(App and web page records)
┌──

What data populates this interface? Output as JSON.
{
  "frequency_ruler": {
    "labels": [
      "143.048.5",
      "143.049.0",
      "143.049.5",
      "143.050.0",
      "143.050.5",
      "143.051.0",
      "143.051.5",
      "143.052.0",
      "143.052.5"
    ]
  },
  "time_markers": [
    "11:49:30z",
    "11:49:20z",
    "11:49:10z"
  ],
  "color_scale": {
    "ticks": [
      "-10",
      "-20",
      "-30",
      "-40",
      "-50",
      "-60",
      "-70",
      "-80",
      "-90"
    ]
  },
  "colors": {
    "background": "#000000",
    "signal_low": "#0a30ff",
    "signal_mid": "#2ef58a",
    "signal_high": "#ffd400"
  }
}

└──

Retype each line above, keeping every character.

What data populates this interface? Output as JSON.
{
  "frequency_ruler": {
    "labels": [
      "143.048.5",
      "143.049.0",
      "143.049.5",
      "143.050.0",
      "143.050.5",
      "143.051.0",
      "143.051.5",
      "143.052.0",
      "143.052.5"
    ]
  },
  "time_markers": [
    "11:49:30z",
    "11:49:20z",
    "11:49:10z"
  ],
  "color_scale": {
    "ticks": [
      "-10",
      "-20",
      "-30",
      "-40",
      "-50",
      "-60",
      "-70",
      "-80",
      "-90"
    ]
  },
  "colors": {
    "background": "#000000",
    "signal_low": "#0a30ff",
    "signal_mid": "#2ef58a",
    "signal_high": "#ffd400"
  }
}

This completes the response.